### Problem description
Your answer should consist of every line in the records that holds "this".

(Web page and app entries)
════════════════════

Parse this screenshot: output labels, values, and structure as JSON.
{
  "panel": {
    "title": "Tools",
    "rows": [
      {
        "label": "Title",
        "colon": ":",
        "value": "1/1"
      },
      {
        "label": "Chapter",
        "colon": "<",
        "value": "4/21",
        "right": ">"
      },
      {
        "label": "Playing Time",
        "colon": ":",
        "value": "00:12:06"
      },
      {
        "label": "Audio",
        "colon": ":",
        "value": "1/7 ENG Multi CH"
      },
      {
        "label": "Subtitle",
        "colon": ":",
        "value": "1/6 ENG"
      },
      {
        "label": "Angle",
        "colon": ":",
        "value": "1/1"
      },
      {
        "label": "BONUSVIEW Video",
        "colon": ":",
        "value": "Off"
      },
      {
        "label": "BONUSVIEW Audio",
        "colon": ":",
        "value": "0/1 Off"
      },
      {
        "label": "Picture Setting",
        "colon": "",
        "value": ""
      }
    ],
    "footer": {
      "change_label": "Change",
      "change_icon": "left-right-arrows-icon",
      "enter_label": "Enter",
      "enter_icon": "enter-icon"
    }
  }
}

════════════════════

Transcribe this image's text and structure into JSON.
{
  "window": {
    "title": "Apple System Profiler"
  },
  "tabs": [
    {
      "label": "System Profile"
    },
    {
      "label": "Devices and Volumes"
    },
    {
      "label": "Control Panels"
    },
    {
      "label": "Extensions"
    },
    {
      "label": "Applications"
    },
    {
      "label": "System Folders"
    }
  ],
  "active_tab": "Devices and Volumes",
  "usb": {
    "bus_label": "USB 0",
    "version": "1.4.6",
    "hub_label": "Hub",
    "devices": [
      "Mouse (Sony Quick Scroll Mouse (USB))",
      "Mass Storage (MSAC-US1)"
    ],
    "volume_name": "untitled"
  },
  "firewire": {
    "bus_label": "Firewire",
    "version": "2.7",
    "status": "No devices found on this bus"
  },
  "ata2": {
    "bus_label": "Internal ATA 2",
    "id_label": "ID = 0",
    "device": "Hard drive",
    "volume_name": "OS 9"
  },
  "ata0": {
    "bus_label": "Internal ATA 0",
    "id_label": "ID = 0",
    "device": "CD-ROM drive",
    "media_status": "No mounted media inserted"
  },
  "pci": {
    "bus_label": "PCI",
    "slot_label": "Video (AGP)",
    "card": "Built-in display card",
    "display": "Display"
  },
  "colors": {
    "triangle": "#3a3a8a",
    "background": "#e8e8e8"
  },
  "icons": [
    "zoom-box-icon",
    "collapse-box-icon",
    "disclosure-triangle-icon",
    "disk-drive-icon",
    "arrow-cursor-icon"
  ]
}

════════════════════

### Response to the exercise
Parse this screenshot: output labels, values, and structure as JSON.
Transcribe this image's text and structure into JSON.
    "status": "No devices found on this bus"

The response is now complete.